God wants us to be willing, not feel obligated. His people rejoice to give willingly, with their whole hearts, “offering freely and joyously” to him (1 Chronicles 29:9, 17). He wants our generosity to be “as a willing gift, not as an exaction” (2 Corinthians 9:5). It is “a willing spirit” that tastes the joy of his salvation (Psalm 51:12), and it is a glory to our King when his people “offer themselves freely” to his worship and service (Psalm 110:3). Christian faith cannot be forced. God wants to win us from within, and empower Christians by his Spirit to live willing, freely, from the heart.
Not for Shameful Gain

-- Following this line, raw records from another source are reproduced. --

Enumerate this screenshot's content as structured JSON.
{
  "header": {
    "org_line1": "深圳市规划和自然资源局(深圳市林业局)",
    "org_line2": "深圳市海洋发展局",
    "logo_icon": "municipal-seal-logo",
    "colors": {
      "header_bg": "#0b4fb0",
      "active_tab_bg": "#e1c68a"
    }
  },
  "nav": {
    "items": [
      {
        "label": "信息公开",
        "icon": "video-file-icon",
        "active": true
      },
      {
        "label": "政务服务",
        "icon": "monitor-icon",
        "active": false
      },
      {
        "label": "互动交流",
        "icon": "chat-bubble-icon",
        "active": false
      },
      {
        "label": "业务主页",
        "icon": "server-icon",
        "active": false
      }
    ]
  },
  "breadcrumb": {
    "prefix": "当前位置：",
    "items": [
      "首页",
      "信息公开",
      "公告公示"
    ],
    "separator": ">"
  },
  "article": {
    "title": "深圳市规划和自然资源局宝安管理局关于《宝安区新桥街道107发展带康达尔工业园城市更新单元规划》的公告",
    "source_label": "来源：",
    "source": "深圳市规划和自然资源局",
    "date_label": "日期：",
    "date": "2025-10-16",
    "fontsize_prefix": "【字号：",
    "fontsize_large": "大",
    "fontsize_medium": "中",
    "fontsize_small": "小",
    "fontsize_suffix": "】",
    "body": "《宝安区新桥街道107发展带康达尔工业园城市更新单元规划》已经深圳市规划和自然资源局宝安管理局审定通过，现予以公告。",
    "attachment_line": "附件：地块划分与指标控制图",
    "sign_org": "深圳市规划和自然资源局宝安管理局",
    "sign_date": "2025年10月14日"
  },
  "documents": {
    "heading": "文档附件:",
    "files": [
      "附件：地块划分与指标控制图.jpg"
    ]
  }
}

But “inside out” alone is not enough. Some desires of the heart are holy, righteous, and good; others are not. Whereas “compulsion” or “force” comes from the outside, the desire for “shameful gain” comes from within. So 1 Peter 5:2 is not just saying don’t be forced from without, but also don’t be driven from within by sinful (selfish) desires, but rather by righteous desire.
So, what does it mean to be motivated by shameless desire, instead of shameful? C.S. Lewis helps us with the nature of rewards and righteous desire in the Christian life:
There are rewards that do not sully motives. A man’s love for a woman is not mercenary because he wants to marry her, nor his love for poetry mercenary because he wants to read it, nor his love of exercise less disinterested because he wants to run and leap and walk. Love, by its very nature, seeks to enjoy its object. (The Problem of Pain)
It is not enough that we would live simply from desire and willingness, and not compulsion and obligation. We want to live from righteous desire, not for shameful or sinful gain — desire that is fitting to its object. But don’t think that means we do not live for gain!
God wants us to be eager. He commends those who, like the faithful Bereans, receive his word “with all eagerness” (Acts 17:11). Paul himself modeled it: eager to preach the gospel (Romans 1:15), eager to remember the poor (Galatians 2:10), eager to see his converts face to face (1 Thessalonians 2:17), eager to honor Christ in life and in death (Philippians 1:20). Paul lived with a kind of heart hunger, a kind of holy discontent, and a kind of contagious eagerness that came from his pursuit of shameless (not shameful) gain. He lived out a life of righteous desire given by the Spirit, with love for, and enjoyment in, the object of his pursuit.
As God Would Have You
But the best phrase of all in 1 Peter 5:2 sits right in the middle: “not under compulsion, but willingly, as God would have you; not for shameful gain, but eagerly.” God himself is like this. God himself does not act from compulsion. God himself is not moved by shameful gain. And this is how he wants it to be for us too.
The one true God is the willing and eager God. “Our God is in the heavens; he does all that he pleases” (Psalm 115:3). “Whatever the Lord pleases, he does, in heaven and on earth, in the seas and all deeps” (Psalm 135:6). God does not save his people reluctantly or under compulsion. “I will rejoice in doing them good,” he says in Jeremiah 32:41, “with all my heart and all my soul.”
He is not like the gods of the nations. We cannot force his hand. We cannot compel him by our actions to do anything contrary to his heart. We don’t change him. He changes us. Which is magnificent when he is, literally, “the happy God” (1 Timothy 1:11).
God lives and works in our world, and in our lives, not from obligation or from shady motives, but willingly and eagerly, free and shameless, unforced and indomitably happy. Our God is not constrained by duty. He is the God of great delight. And so he would have it be for us as well — not just for pastors, but for all who call upon his name.